Your assignment: Across the entries below, tally every line that holds the word "this". Give only the tally.

▶

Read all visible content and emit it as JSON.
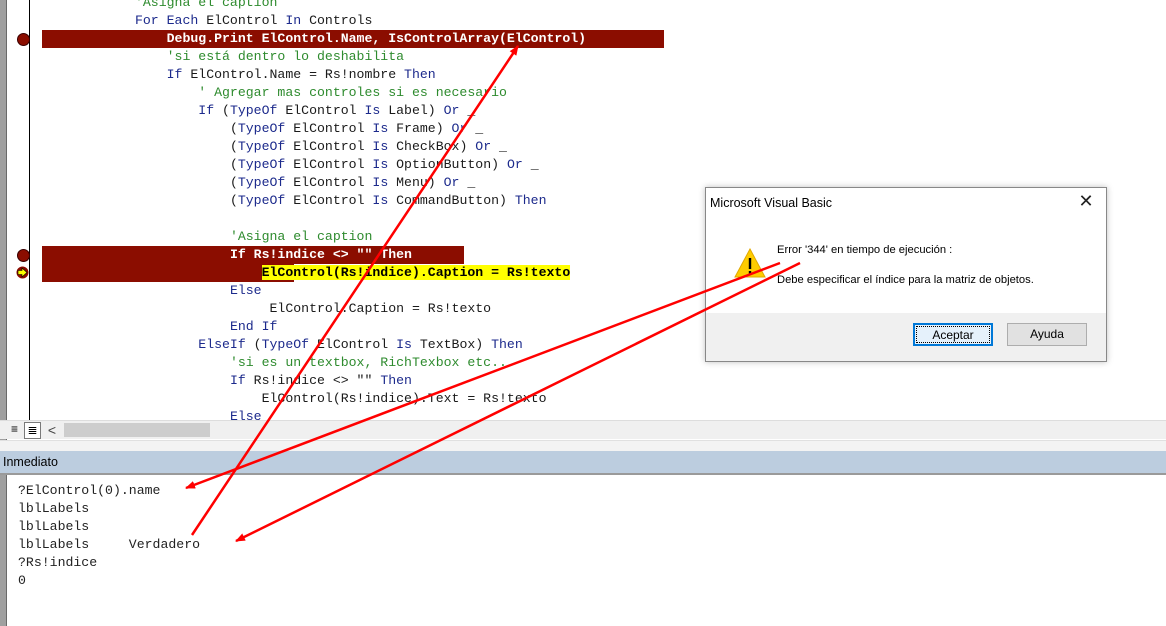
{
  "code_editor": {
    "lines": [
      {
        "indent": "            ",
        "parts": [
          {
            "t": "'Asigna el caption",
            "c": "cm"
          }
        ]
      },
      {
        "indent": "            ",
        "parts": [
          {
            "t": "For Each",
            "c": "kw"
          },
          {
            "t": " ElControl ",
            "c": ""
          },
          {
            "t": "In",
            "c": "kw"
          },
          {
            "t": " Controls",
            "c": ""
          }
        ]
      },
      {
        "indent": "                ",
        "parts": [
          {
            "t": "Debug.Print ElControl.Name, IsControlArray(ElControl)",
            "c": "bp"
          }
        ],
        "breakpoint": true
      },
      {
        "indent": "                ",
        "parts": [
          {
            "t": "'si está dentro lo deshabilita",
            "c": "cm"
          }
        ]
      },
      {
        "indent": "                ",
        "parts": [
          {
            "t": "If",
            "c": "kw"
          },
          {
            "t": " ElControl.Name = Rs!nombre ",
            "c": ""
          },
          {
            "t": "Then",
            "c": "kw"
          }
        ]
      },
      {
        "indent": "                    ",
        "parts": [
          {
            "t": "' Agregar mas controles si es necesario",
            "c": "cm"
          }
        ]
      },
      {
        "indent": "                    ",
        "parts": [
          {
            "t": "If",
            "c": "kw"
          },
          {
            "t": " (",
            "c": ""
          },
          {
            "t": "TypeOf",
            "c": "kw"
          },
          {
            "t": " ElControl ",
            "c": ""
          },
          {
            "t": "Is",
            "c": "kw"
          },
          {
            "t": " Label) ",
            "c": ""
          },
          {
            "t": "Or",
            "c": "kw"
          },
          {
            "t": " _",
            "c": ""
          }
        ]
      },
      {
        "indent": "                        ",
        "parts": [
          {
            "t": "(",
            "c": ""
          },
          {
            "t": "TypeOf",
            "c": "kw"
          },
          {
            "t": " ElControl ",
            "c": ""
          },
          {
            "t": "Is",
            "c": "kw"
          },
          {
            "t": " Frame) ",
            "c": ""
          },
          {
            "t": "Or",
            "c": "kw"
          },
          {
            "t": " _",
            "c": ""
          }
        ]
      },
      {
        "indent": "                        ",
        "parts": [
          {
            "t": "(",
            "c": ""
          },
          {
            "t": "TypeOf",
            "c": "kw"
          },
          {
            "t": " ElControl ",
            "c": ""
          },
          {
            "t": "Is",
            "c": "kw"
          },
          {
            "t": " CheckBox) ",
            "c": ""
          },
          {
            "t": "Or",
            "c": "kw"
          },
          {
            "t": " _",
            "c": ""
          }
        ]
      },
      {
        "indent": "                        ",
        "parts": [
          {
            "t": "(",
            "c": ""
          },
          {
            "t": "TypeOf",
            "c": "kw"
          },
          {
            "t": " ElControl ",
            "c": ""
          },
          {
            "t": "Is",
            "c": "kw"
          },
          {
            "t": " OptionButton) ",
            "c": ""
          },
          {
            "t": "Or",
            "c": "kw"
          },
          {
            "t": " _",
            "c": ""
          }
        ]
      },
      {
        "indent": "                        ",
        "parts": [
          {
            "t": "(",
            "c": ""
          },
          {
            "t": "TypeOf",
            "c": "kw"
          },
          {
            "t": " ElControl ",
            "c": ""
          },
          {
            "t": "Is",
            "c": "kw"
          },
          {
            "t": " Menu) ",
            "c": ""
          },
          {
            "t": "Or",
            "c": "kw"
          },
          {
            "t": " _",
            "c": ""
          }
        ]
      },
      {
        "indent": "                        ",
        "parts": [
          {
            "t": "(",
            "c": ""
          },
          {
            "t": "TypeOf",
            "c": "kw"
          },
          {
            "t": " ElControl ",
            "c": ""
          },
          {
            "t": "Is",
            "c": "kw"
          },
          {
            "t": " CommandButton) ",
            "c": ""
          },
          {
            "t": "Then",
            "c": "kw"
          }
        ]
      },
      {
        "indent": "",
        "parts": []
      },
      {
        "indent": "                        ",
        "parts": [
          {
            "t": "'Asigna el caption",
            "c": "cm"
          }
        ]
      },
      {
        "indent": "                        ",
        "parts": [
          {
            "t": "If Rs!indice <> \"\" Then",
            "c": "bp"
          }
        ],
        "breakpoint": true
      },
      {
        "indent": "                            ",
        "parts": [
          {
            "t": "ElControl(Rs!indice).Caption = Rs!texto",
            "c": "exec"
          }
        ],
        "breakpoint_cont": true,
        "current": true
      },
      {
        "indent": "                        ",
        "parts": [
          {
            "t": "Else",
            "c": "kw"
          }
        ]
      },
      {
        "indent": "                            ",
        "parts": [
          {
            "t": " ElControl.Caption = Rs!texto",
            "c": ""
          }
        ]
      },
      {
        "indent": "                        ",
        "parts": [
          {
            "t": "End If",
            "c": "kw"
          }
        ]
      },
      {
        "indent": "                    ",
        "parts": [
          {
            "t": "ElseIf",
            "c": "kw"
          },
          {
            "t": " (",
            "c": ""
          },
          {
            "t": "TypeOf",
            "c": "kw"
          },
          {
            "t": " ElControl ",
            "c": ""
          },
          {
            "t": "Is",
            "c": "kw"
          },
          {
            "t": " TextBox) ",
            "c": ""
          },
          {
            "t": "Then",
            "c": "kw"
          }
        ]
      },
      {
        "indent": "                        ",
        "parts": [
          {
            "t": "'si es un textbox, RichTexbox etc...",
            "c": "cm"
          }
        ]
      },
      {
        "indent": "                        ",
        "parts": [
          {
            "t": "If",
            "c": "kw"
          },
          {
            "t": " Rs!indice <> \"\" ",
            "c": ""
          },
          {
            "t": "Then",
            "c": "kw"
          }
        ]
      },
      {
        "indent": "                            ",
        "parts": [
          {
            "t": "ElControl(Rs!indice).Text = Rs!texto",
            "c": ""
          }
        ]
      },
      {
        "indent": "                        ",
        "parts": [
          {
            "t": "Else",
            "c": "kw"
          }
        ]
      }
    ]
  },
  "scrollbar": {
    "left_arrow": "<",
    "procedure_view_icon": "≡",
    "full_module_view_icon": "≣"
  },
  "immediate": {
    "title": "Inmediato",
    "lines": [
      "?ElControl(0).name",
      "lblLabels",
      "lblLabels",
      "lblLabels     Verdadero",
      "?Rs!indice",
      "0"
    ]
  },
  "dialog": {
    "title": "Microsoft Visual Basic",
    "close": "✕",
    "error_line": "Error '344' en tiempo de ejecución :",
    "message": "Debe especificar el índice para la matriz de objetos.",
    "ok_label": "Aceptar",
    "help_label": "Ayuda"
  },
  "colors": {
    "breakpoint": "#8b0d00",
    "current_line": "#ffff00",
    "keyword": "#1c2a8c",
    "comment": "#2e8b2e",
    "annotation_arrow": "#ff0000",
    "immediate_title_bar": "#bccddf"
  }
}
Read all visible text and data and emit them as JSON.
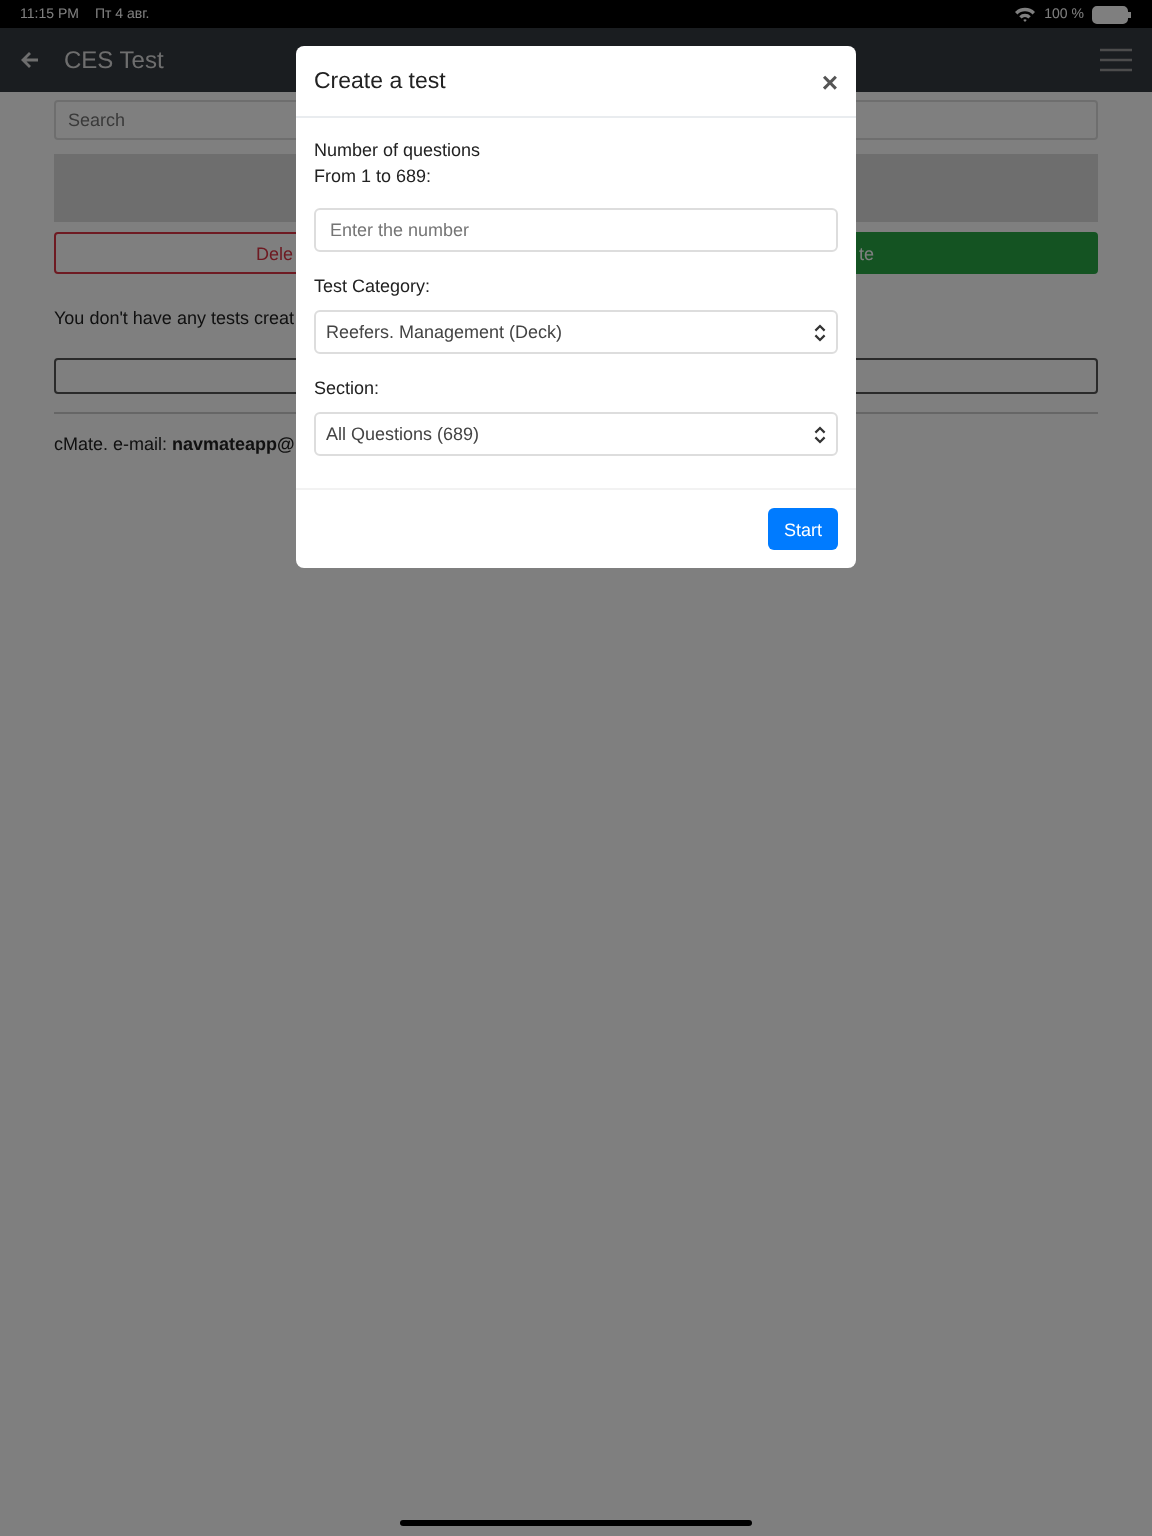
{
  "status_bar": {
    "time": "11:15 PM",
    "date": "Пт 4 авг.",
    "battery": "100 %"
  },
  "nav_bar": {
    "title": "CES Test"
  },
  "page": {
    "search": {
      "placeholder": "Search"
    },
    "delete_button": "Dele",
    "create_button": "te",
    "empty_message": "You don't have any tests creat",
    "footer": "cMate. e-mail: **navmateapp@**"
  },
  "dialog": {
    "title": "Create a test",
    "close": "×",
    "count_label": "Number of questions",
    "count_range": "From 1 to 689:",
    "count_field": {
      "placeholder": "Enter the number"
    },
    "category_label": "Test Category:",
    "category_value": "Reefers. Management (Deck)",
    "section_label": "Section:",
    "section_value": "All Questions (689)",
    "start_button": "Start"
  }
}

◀
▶

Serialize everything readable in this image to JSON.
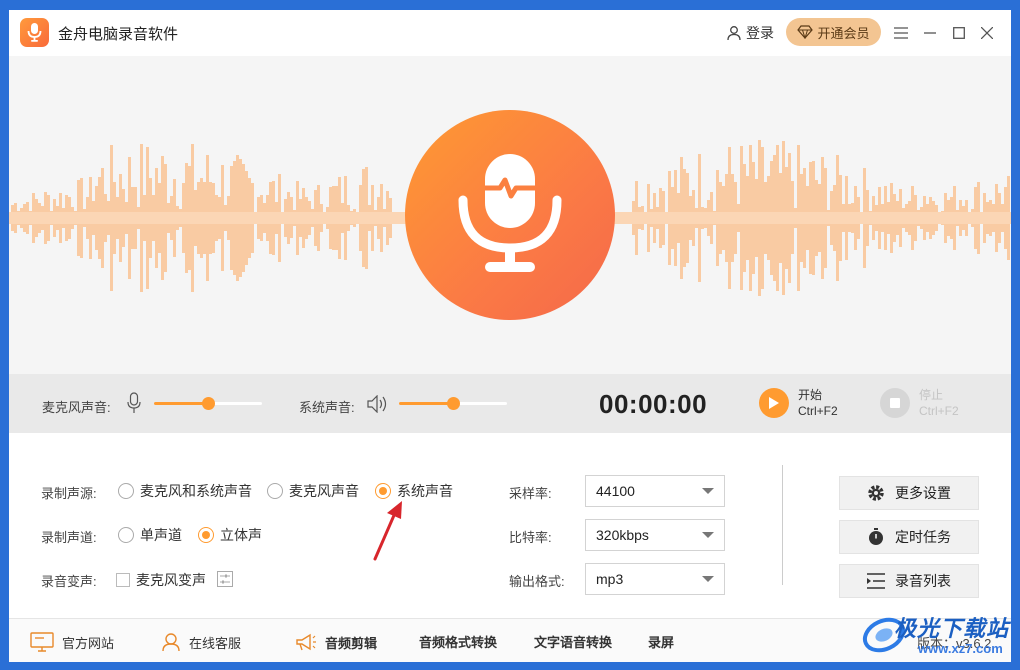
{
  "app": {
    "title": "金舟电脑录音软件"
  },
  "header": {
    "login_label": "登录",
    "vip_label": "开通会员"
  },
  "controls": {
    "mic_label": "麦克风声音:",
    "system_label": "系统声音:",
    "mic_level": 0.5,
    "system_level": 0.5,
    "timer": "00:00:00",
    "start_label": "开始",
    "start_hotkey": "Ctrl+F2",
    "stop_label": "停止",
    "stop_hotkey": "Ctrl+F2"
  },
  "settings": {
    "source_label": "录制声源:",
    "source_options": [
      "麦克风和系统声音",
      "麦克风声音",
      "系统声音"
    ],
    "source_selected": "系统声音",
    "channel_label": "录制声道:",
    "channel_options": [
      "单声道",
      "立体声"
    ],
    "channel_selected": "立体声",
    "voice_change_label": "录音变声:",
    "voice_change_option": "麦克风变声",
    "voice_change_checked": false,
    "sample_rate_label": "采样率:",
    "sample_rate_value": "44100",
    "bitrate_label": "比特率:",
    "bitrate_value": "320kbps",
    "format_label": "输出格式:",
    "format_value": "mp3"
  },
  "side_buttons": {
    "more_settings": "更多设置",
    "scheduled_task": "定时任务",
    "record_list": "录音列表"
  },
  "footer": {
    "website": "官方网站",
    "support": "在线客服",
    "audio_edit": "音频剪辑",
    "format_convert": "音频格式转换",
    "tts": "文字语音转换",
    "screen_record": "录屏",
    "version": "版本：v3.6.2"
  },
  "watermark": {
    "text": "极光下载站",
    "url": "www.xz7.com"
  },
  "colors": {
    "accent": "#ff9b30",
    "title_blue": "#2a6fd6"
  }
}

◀
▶

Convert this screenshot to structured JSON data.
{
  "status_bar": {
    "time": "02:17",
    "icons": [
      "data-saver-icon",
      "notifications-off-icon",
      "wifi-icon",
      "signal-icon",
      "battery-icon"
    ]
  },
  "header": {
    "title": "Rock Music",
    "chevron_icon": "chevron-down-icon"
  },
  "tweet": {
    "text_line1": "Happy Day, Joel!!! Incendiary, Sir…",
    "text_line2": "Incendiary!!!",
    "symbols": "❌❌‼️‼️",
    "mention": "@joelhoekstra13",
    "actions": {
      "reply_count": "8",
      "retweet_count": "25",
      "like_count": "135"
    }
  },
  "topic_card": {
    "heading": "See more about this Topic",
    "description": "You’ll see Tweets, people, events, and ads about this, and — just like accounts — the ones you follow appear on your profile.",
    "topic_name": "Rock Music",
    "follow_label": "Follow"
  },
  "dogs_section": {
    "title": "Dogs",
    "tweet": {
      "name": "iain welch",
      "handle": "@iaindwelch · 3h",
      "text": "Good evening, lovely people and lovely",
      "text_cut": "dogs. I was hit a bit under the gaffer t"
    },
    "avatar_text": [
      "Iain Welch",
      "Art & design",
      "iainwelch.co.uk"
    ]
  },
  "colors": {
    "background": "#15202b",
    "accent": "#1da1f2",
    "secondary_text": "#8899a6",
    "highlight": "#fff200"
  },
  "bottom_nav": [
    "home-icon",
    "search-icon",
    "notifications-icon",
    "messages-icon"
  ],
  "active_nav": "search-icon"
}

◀

Answer box: 4